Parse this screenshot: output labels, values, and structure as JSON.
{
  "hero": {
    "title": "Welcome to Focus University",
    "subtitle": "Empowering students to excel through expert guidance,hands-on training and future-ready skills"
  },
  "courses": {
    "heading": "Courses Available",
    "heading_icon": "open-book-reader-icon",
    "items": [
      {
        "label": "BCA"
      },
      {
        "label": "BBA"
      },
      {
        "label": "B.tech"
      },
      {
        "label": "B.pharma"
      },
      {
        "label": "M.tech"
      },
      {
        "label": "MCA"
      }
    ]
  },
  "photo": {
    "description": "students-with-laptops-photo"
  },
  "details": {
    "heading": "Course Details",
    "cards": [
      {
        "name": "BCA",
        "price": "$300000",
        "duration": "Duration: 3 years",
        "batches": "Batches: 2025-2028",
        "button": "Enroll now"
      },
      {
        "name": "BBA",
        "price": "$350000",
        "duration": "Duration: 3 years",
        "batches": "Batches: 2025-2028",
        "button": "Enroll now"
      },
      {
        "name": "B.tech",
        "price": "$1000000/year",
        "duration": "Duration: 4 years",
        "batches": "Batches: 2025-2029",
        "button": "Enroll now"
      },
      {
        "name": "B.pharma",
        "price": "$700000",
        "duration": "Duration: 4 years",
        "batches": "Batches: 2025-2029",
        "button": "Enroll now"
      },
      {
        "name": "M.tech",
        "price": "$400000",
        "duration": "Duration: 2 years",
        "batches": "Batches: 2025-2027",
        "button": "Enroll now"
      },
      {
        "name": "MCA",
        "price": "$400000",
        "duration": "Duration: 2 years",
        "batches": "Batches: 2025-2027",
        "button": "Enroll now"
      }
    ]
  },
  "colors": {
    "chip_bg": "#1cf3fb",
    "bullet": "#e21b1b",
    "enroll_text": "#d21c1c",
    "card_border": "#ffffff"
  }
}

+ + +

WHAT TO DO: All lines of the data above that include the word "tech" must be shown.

YOUR SOLUTION:
        "label": "B.tech"
        "label": "M.tech"
        "name": "B.tech",
        "name": "M.tech",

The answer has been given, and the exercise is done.